→ Available data:
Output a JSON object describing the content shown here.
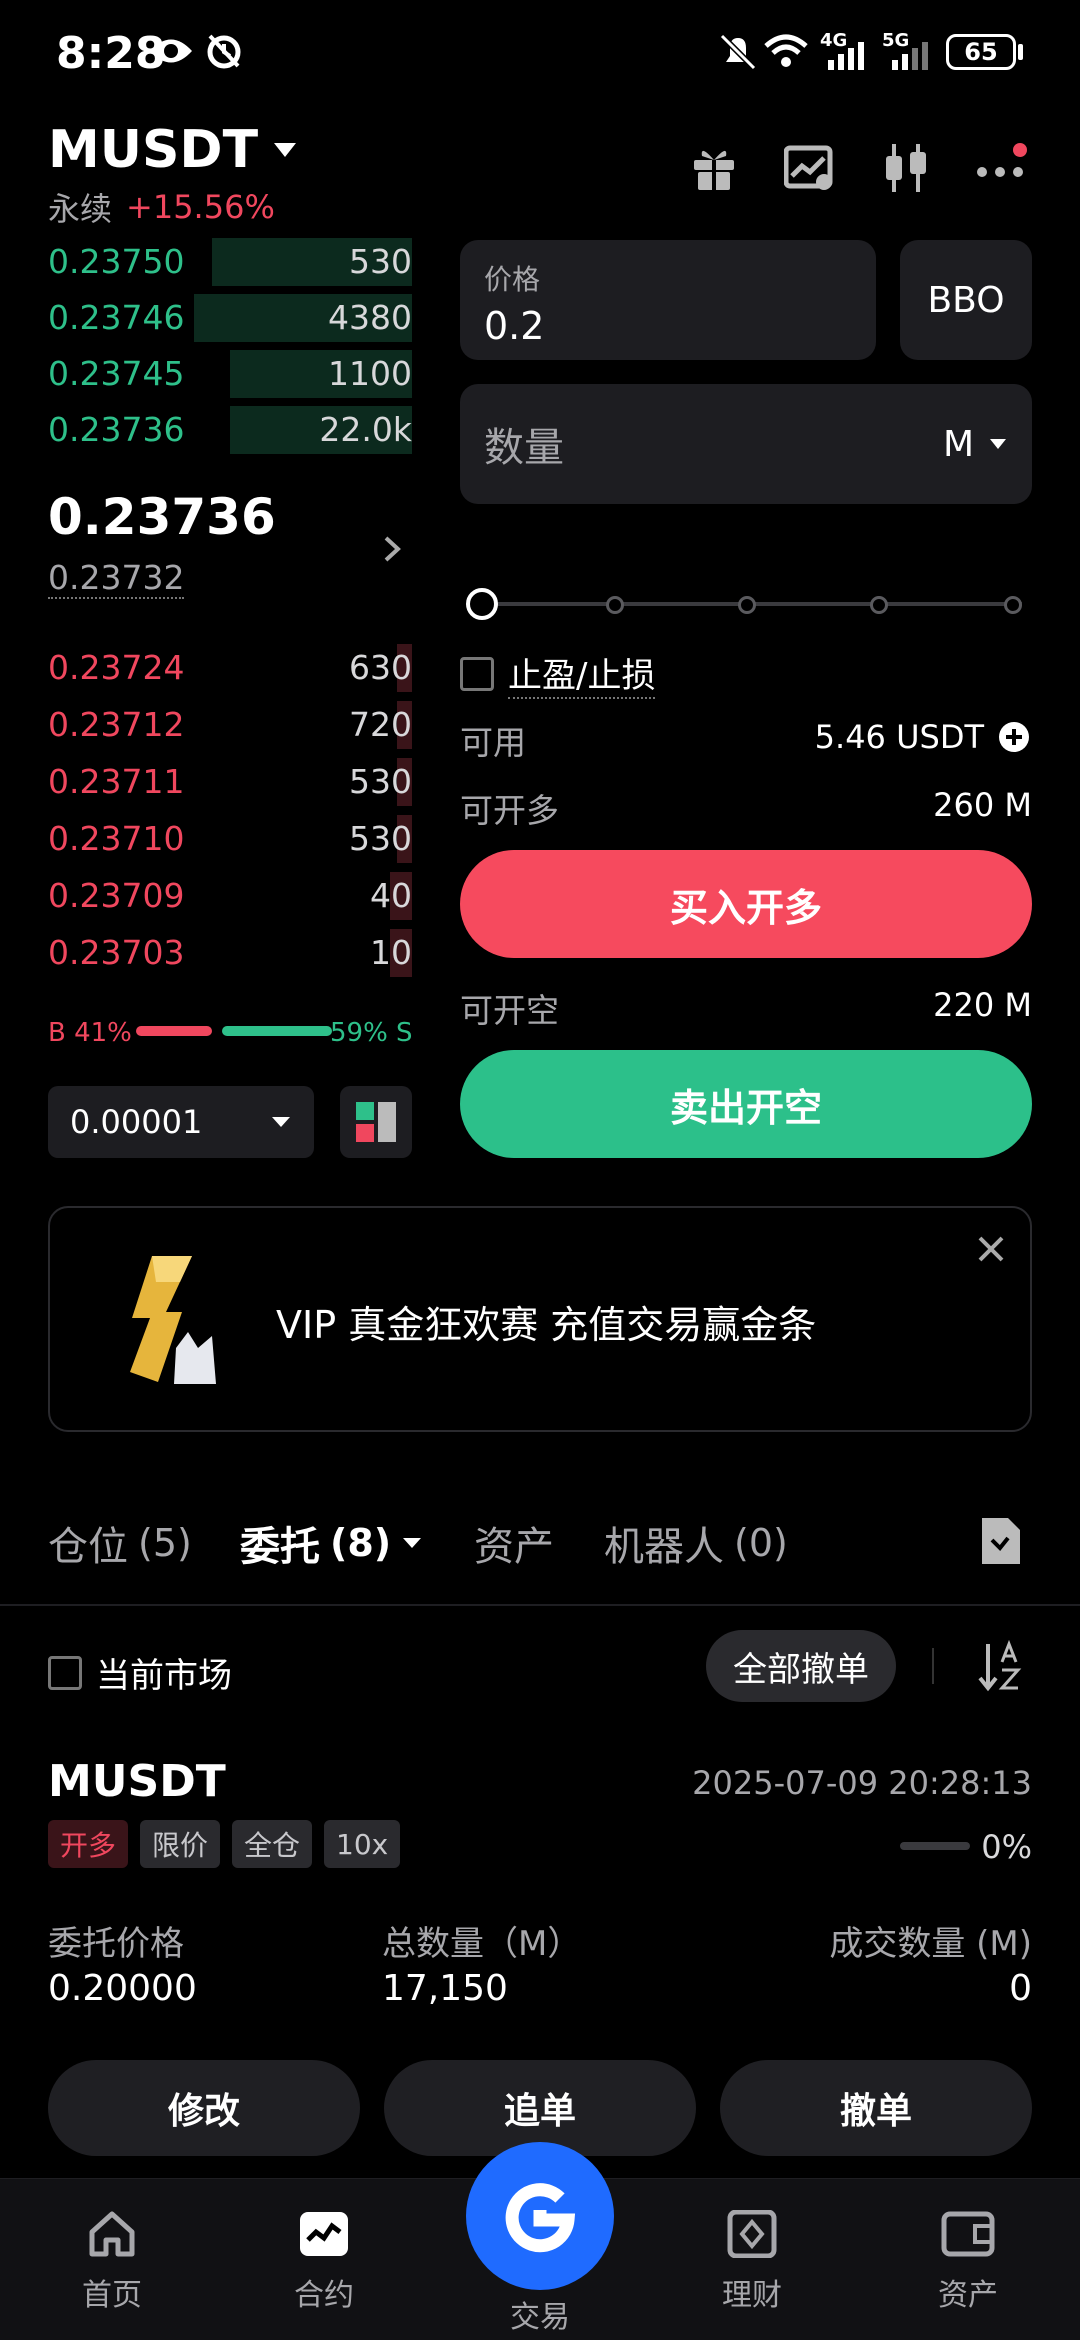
{
  "status_bar": {
    "time": "8:28",
    "battery": "65",
    "signal1": "4G",
    "signal2": "5G"
  },
  "header": {
    "symbol": "MUSDT",
    "contract_type": "永续",
    "change": "+15.56%"
  },
  "order_book": {
    "asks": [
      {
        "price": "0.23750",
        "qty": "530",
        "depth": 0.55
      },
      {
        "price": "0.23746",
        "qty": "4380",
        "depth": 0.6
      },
      {
        "price": "0.23745",
        "qty": "1100",
        "depth": 0.5
      },
      {
        "price": "0.23736",
        "qty": "22.0k",
        "depth": 0.5
      }
    ],
    "last_price": "0.23736",
    "mark_price": "0.23732",
    "bids": [
      {
        "price": "0.23724",
        "qty": "630",
        "depth": 0.04
      },
      {
        "price": "0.23712",
        "qty": "720",
        "depth": 0.04
      },
      {
        "price": "0.23711",
        "qty": "530",
        "depth": 0.04
      },
      {
        "price": "0.23710",
        "qty": "530",
        "depth": 0.04
      },
      {
        "price": "0.23709",
        "qty": "40",
        "depth": 0.06
      },
      {
        "price": "0.23703",
        "qty": "10",
        "depth": 0.06
      }
    ],
    "buy_ratio_label": "B 41%",
    "sell_ratio_label": "59% S",
    "buy_ratio": 0.41,
    "precision": "0.00001"
  },
  "order_form": {
    "price_label": "价格",
    "price_value": "0.2",
    "bbo_label": "BBO",
    "qty_placeholder": "数量",
    "qty_unit": "M",
    "tpsl_label": "止盈/止损",
    "available_label": "可用",
    "available_value": "5.46 USDT",
    "can_long_label": "可开多",
    "can_long_value": "260 M",
    "buy_button": "买入开多",
    "can_short_label": "可开空",
    "can_short_value": "220 M",
    "sell_button": "卖出开空"
  },
  "banner": {
    "text": "VIP 真金狂欢赛 充值交易赢金条"
  },
  "tabs": [
    {
      "label": "仓位",
      "count": "(5)"
    },
    {
      "label": "委托",
      "count": "(8)"
    },
    {
      "label": "资产",
      "count": ""
    },
    {
      "label": "机器人",
      "count": "(0)"
    }
  ],
  "orders_toolbar": {
    "current_market": "当前市场",
    "cancel_all": "全部撤单"
  },
  "order_card": {
    "symbol": "MUSDT",
    "time": "2025-07-09 20:28:13",
    "tags": [
      "开多",
      "限价",
      "全仓",
      "10x"
    ],
    "fill_percent": "0%",
    "col1_label": "委托价格",
    "col1_value": "0.20000",
    "col2_label": "总数量（M）",
    "col2_value": "17,150",
    "col3_label": "成交数量 (M)",
    "col3_value": "0",
    "btn_modify": "修改",
    "btn_chase": "追单",
    "btn_cancel": "撤单"
  },
  "bottom_nav": [
    "首页",
    "合约",
    "交易",
    "理财",
    "资产"
  ],
  "colors": {
    "green": "#2ec08a",
    "red": "#f0475e",
    "nav_center": "#1f6bff"
  }
}
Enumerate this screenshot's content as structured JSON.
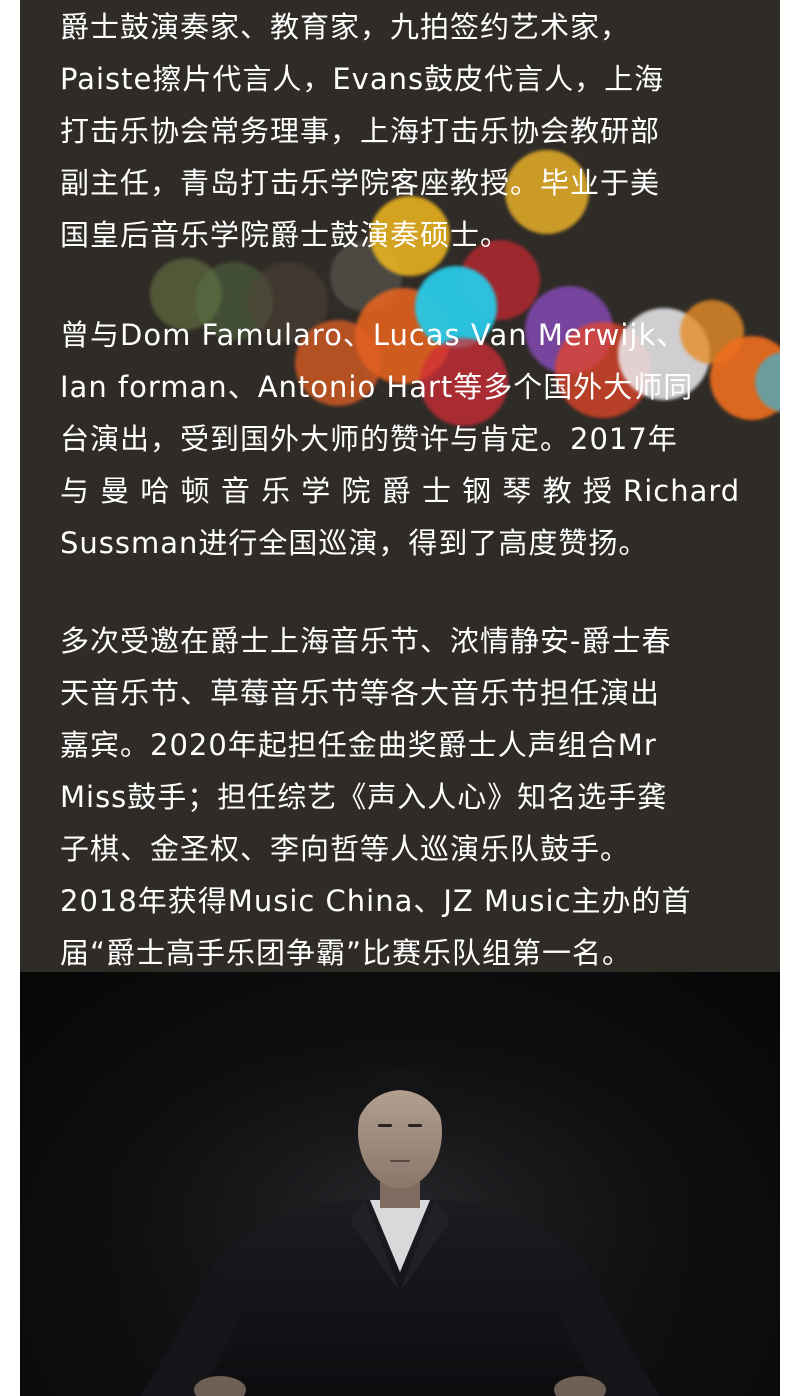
{
  "biography": {
    "paragraph_1": {
      "lines": [
        "爵士鼓演奏家、教育家，九拍签约艺术家，",
        "Paiste擦片代言人，Evans鼓皮代言人，上海",
        "打击乐协会常务理事，上海打击乐协会教研部",
        "副主任，青岛打击乐学院客座教授。毕业于美",
        "国皇后音乐学院爵士鼓演奏硕士。"
      ]
    },
    "paragraph_2": {
      "lines": [
        "曾与Dom Famularo、Lucas Van Merwijk、",
        "Ian forman、Antonio Hart等多个国外大师同",
        "台演出，受到国外大师的赞许与肯定。2017年",
        "与 曼 哈 顿 音 乐 学 院 爵 士 钢 琴 教 授 Richard",
        "Sussman进行全国巡演，得到了高度赞扬。"
      ]
    },
    "paragraph_3": {
      "lines": [
        "多次受邀在爵士上海音乐节、浓情静安-爵士春",
        "天音乐节、草莓音乐节等各大音乐节担任演出",
        "嘉宾。2020年起担任金曲奖爵士人声组合Mr",
        "Miss鼓手；担任综艺《声入人心》知名选手龚",
        "子棋、金圣权、李向哲等人巡演乐队鼓手。",
        "2018年获得Music China、JZ Music主办的首",
        "届“爵士高手乐团争霸”比赛乐队组第一名。"
      ]
    }
  },
  "colors": {
    "text_panel_background": "#2f2b27",
    "text_color": "#ffffff",
    "page_background": "#ffffff",
    "photo_background": "#0e0e10"
  },
  "photo": {
    "subject": "portrait-of-drummer-in-dark-suit"
  }
}
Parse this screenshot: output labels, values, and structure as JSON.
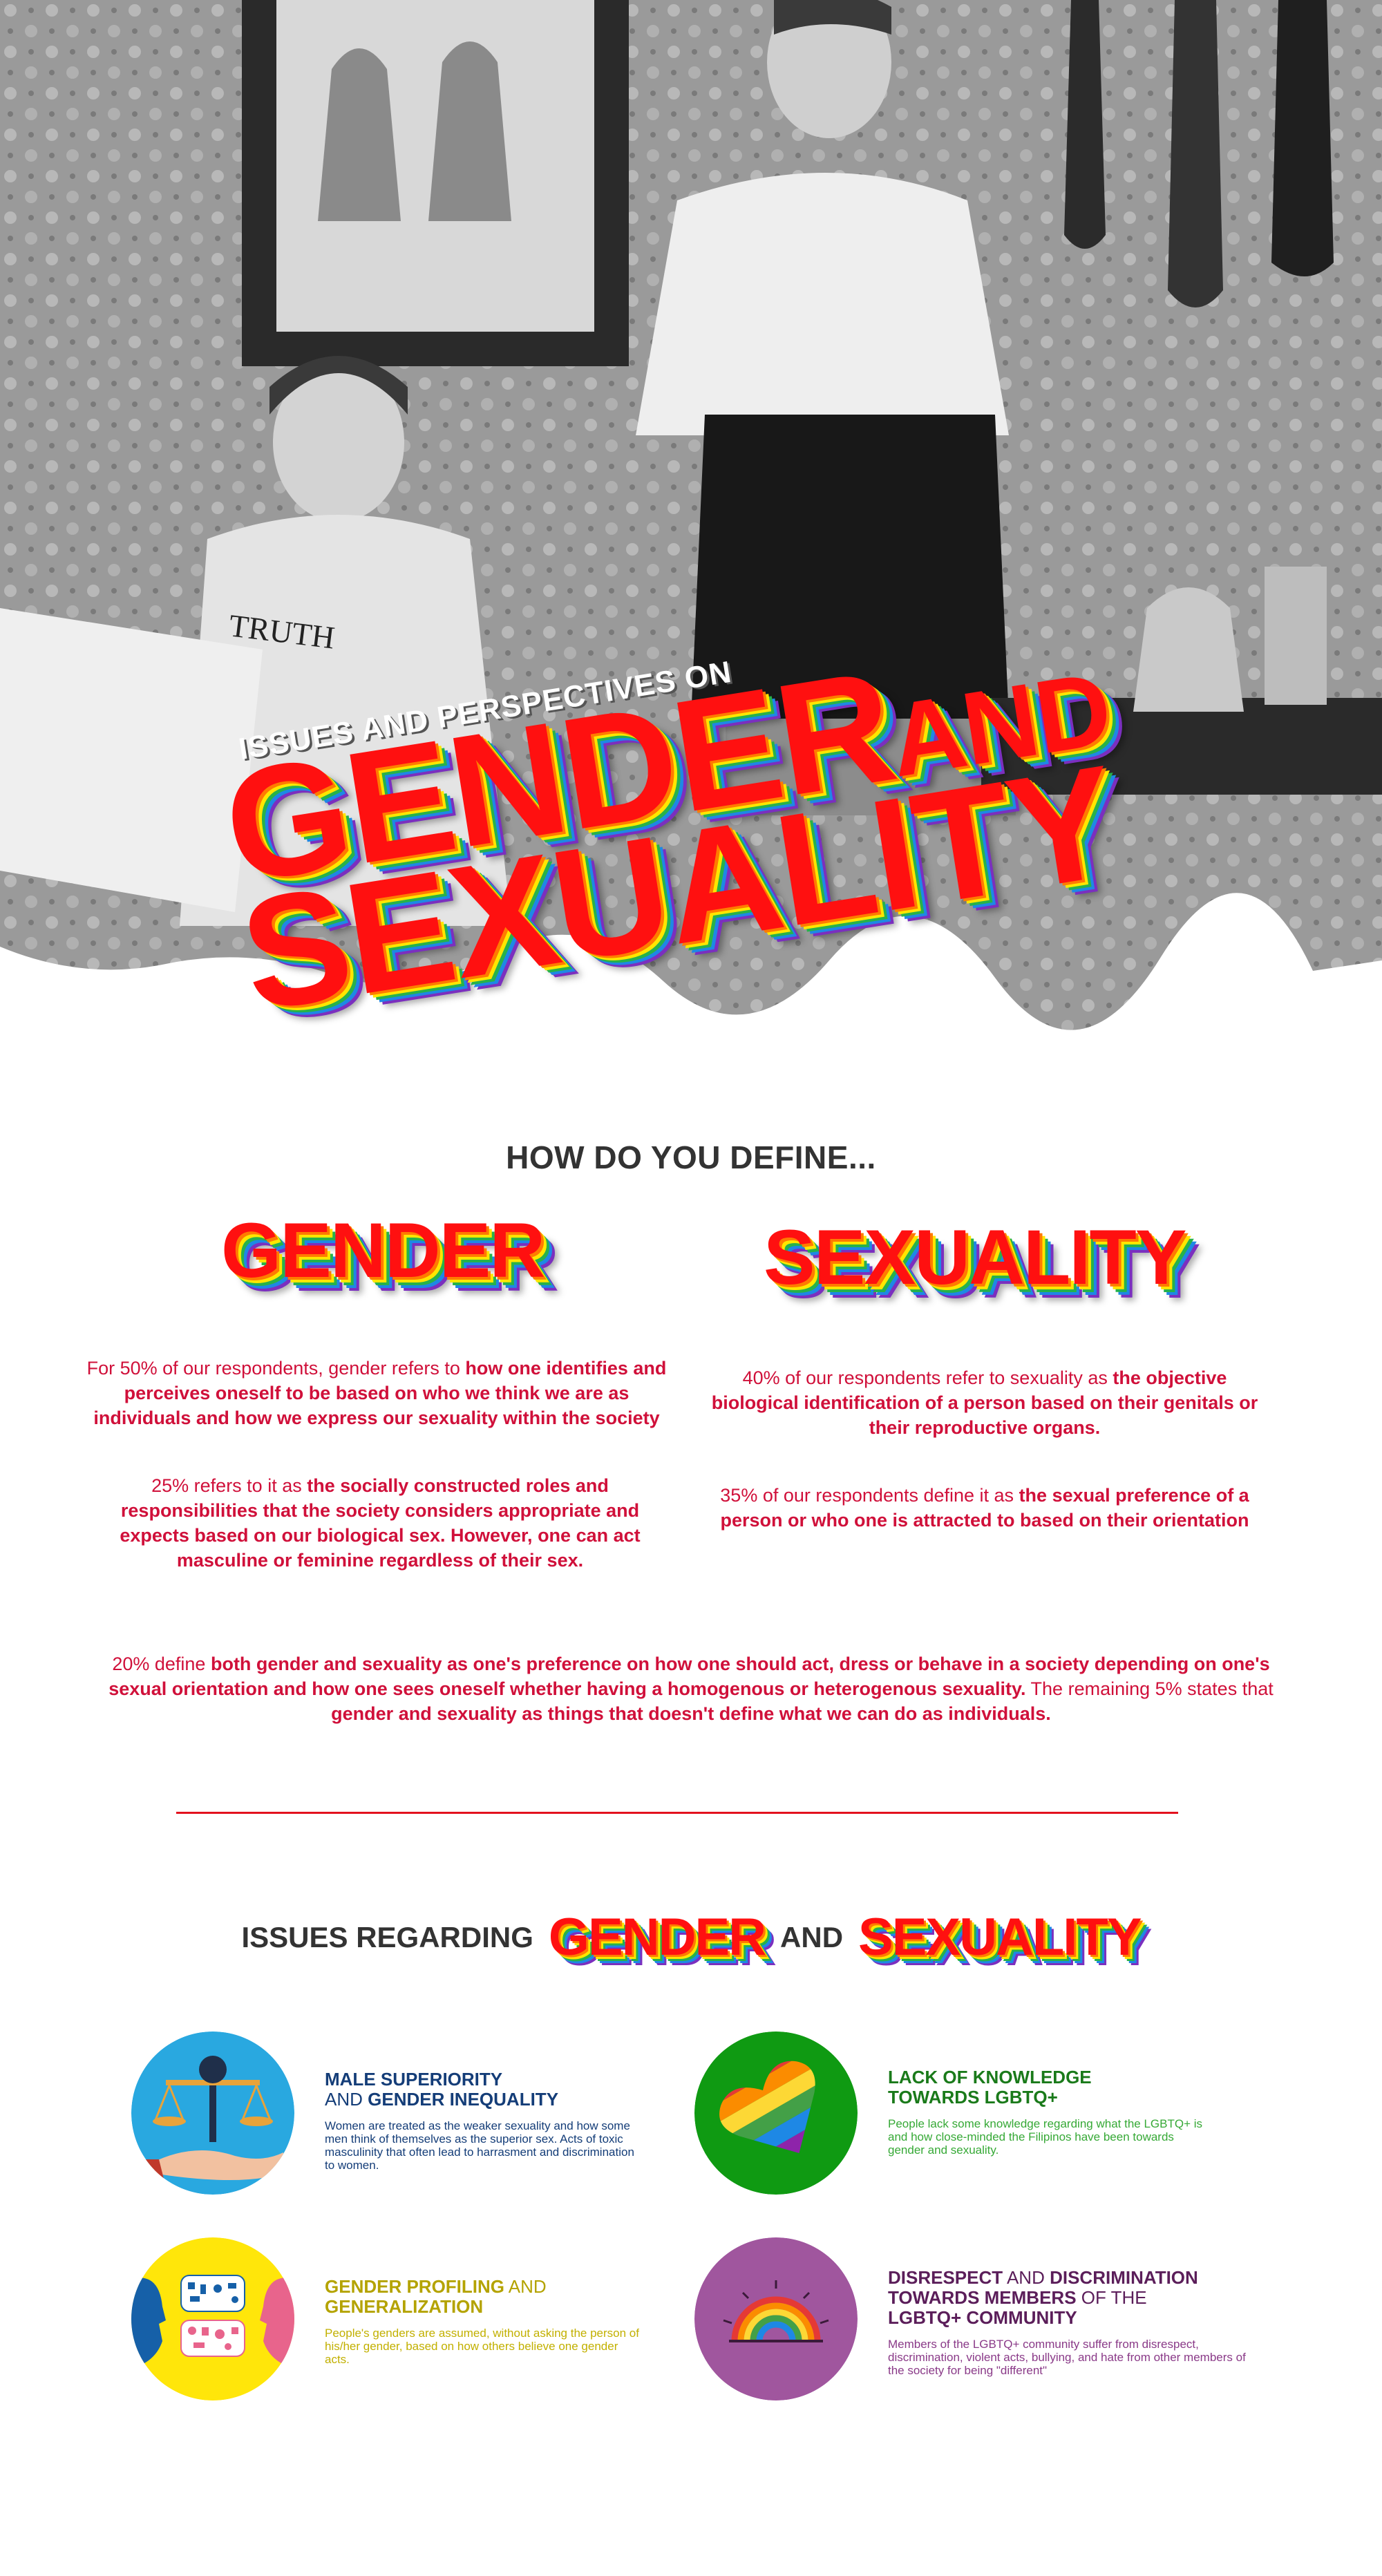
{
  "hero": {
    "kicker": "ISSUES AND PERSPECTIVES ON",
    "title_line1": "GENDER",
    "title_and": "AND",
    "title_line2": "SEXUALITY",
    "photo_sign": "TRUTH"
  },
  "define": {
    "heading": "HOW DO YOU DEFINE...",
    "gender_title": "GENDER",
    "sexuality_title": "SEXUALITY",
    "gender_p1": {
      "lead": "For 50% of our respondents, gender refers to ",
      "bold": "how one identifies and perceives oneself to be based on who we think we are as individuals and how we express our sexuality within the society"
    },
    "gender_p2": {
      "lead": "25% refers to it as ",
      "bold": "the socially constructed roles and responsibilities that the society considers appropriate and expects  based on our biological sex.  However, one can act masculine or feminine  regardless of their sex."
    },
    "sexuality_p1": {
      "lead": "40% of our respondents refer to sexuality as ",
      "bold": "the objective biological identification of a person based on their genitals or their reproductive organs."
    },
    "sexuality_p2": {
      "lead": "35% of our respondents define it as ",
      "bold": "the sexual preference of a person or who one is attracted to based on their orientation"
    },
    "both": {
      "lead": "20% define ",
      "bold1": "both gender and sexuality as one's preference on how one should act, dress or behave in a society depending on one's sexual orientation and how one sees oneself whether having a homogenous or heterogenous sexuality.",
      "mid": " The remaining 5% states that ",
      "bold2": "gender and sexuality as things that doesn't define what we can do as individuals."
    }
  },
  "issues": {
    "heading_prefix": "ISSUES REGARDING",
    "heading_gender": "GENDER",
    "heading_and": "AND",
    "heading_sexuality": "SEXUALITY",
    "items": [
      {
        "icon": "scale-icon",
        "title_a": "MALE SUPERIORITY",
        "title_b_light": "AND ",
        "title_b": "GENDER INEQUALITY",
        "body": "Women are treated as the weaker sexuality and how some men think of themselves as the superior sex. Acts of toxic masculinity that often lead to harrasment and discrimination to women.",
        "color": "#143d78"
      },
      {
        "icon": "rainbow-heart-icon",
        "title_a": "LACK OF KNOWLEDGE",
        "title_b": "TOWARDS LGBTQ+",
        "body": "People lack some knowledge regarding what the LGBTQ+ is and how close-minded the Filipinos have been towards gender and sexuality.",
        "color": "#1a7a1a"
      },
      {
        "icon": "profiling-faces-icon",
        "title_a": "GENDER PROFILING",
        "title_a_light": " AND",
        "title_b": "GENERALIZATION",
        "body": "People's genders are assumed, without asking the person of his/her gender, based on how others believe one gender acts.",
        "color": "#b4a300"
      },
      {
        "icon": "rainbow-icon",
        "title_a": "DISRESPECT",
        "title_a_light": " AND ",
        "title_a2": "DISCRIMINATION",
        "title_b": "TOWARDS MEMBERS",
        "title_b_light": " OF THE",
        "title_c": "LGBTQ+ COMMUNITY",
        "body": "Members of the LGBTQ+ community suffer from disrespect, discrimination, violent acts, bullying, and hate from other members of the society for being \"different\"",
        "color": "#5b1e5a"
      }
    ]
  }
}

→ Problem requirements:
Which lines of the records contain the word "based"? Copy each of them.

→ Reply to the exercise:
      "bold": "how one identifies and perceives oneself to be based on who we think we are as individuals and how we express our sexuality within the society"
      "bold": "the socially constructed roles and responsibilities that the society considers appropriate and expects  based on our biological sex.  However, one can act masculine or feminine  regardless of their sex."
      "bold": "the objective biological identification of a person based on their genitals or their reproductive organs."
      "bold": "the sexual preference of a person or who one is attracted to based on their orientation"
        "body": "People's genders are assumed, without asking the person of his/her gender, based on how others believe one gender acts.",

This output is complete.